WASHINGTON - Asylum-seekers forced to wait in Mexico are increasingly facing violence and dire conditions, stranded in purgatory with no means to survive, according to an upcoming report from Human Rights Watch.
The international rights group called on the Trump administration to end the practice of preventing asylum-seekers from living in the United States while their cases are being considered.
As of last week, Mexico reported 15,079 people, mostly from Central America, had been sent back to Mexico after reaching the U.S. That number includes 4,780 children and at least 13 pregnant women, according to the report, which was obtained by The Associated Press and will be released Tuesday.
Attacked, kidnapped, assaulted
Several asylum-seekers interviewed by the group were attacked, kidnapped or sexually assaulted in Mexico while waiting for court hearings. When some go to the U.S. for their hearings, they lose their shelter in Mexico and have no place upon return.
Officials from the Department of Homeland Security had no immediate comment about the report.
The policy is one of the only border crackdown efforts by Trump that has not been shut down by courts.
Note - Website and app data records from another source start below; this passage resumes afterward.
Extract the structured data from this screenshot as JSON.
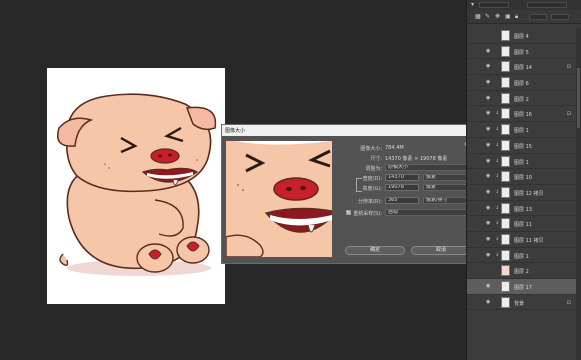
{
  "dialog": {
    "title": "图像大小",
    "close_glyph": "×",
    "image_size_label": "图像大小:",
    "image_size_value": "784.4M",
    "dimensions_label": "尺寸:",
    "dimensions_value": "14370 像素 × 19078 像素",
    "fit_to_label": "调整为:",
    "fit_to_value": "原稿大小",
    "width_label": "宽度(D):",
    "width_value": "14370",
    "width_unit": "像素",
    "height_label": "高度(G):",
    "height_value": "19078",
    "height_unit": "像素",
    "resolution_label": "分辨率(R):",
    "resolution_value": "365",
    "resolution_unit": "像素/英寸",
    "resample_label": "重新采样(S):",
    "resample_value": "自动",
    "resample_checked": true,
    "ok_label": "确定",
    "cancel_label": "取消"
  },
  "layers_toolbar": {
    "search_placeholder": "",
    "mode_placeholder": ""
  },
  "layers": [
    {
      "name": "图层 4",
      "visible": false,
      "thumb": "white",
      "chain": false,
      "lock": false
    },
    {
      "name": "图层 5",
      "visible": true,
      "thumb": "white",
      "chain": false,
      "lock": false
    },
    {
      "name": "图层 14",
      "visible": true,
      "thumb": "white",
      "chain": false,
      "lock": true
    },
    {
      "name": "图层 6",
      "visible": true,
      "thumb": "white",
      "chain": false,
      "lock": false
    },
    {
      "name": "图层 2",
      "visible": true,
      "thumb": "white",
      "chain": false,
      "lock": false
    },
    {
      "name": "图层 16",
      "visible": true,
      "thumb": "white",
      "chain": true,
      "lock": true
    },
    {
      "name": "图层 1",
      "visible": true,
      "thumb": "white",
      "chain": true,
      "lock": false
    },
    {
      "name": "图层 15",
      "visible": true,
      "thumb": "white",
      "chain": true,
      "lock": false
    },
    {
      "name": "图层 1",
      "visible": true,
      "thumb": "white",
      "chain": true,
      "lock": false
    },
    {
      "name": "图层 10",
      "visible": true,
      "thumb": "white",
      "chain": true,
      "lock": false
    },
    {
      "name": "图层 12 拷贝",
      "visible": true,
      "thumb": "white",
      "chain": true,
      "lock": false
    },
    {
      "name": "图层 13",
      "visible": true,
      "thumb": "white",
      "chain": true,
      "lock": false
    },
    {
      "name": "图层 11",
      "visible": true,
      "thumb": "white",
      "chain": true,
      "lock": false
    },
    {
      "name": "图层 11 拷贝",
      "visible": true,
      "thumb": "white",
      "chain": true,
      "lock": false
    },
    {
      "name": "图层 1",
      "visible": true,
      "thumb": "white",
      "chain": true,
      "lock": false
    },
    {
      "name": "图层 2",
      "visible": false,
      "thumb": "pink",
      "chain": false,
      "lock": false
    },
    {
      "name": "图层 17",
      "visible": true,
      "thumb": "white",
      "chain": false,
      "lock": false,
      "selected": true
    },
    {
      "name": "背景",
      "visible": true,
      "thumb": "white",
      "chain": false,
      "lock": true
    }
  ]
}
Homeland Security officials claim it is a necessary effort to stop the unmanageable flow of migrants streaming into the U.S. But there is growing outcry from humanitarian groups, lawyers and even asylum officers over the policy and what it means for safety and security, especially amid a rapid expansion following an allowance by Mexico to appease the Trump administration and avoid threatened tariffs.
Asylum-seekers have up to a year to file a claim. From October through March 31, there were 103,658 cases filed. There are tens of thousands of people crossing the border each month.
Belongings, papers taken by agents
The report also found that many asylum-seekers said their belongings, including their documents, were confiscated by Border Patrol agents. Homeland Security’s watchdog has also found that agents routinely dumped asylum-seekers’ backpacks, handbags and suitcases.
One 23-year-old asylum-seeker from Honduras, a mother, said agents took all her documents and now she has no proof that her daughter is even hers. In another case, a father said his government-issued ID was taken and he couldn’t get it back, despite needing to return to El Salvador to be with his gravely ill child. He ended up traveling to a Salvadoran consulate about 700 miles (1,120 kilometers) away and then leaving.
Another woman traveling with her 6-year-old and 3-year-old sons from Honduras said she is no longer permitted to stay in a shelter — it’s unclear why — and her court date is five months from now. She said she’s thinking of crossing illegally but is afraid the government will take her children.
The report was based on interviews and court monitoring done by the watchdog group in Mexico and the U.S. in May.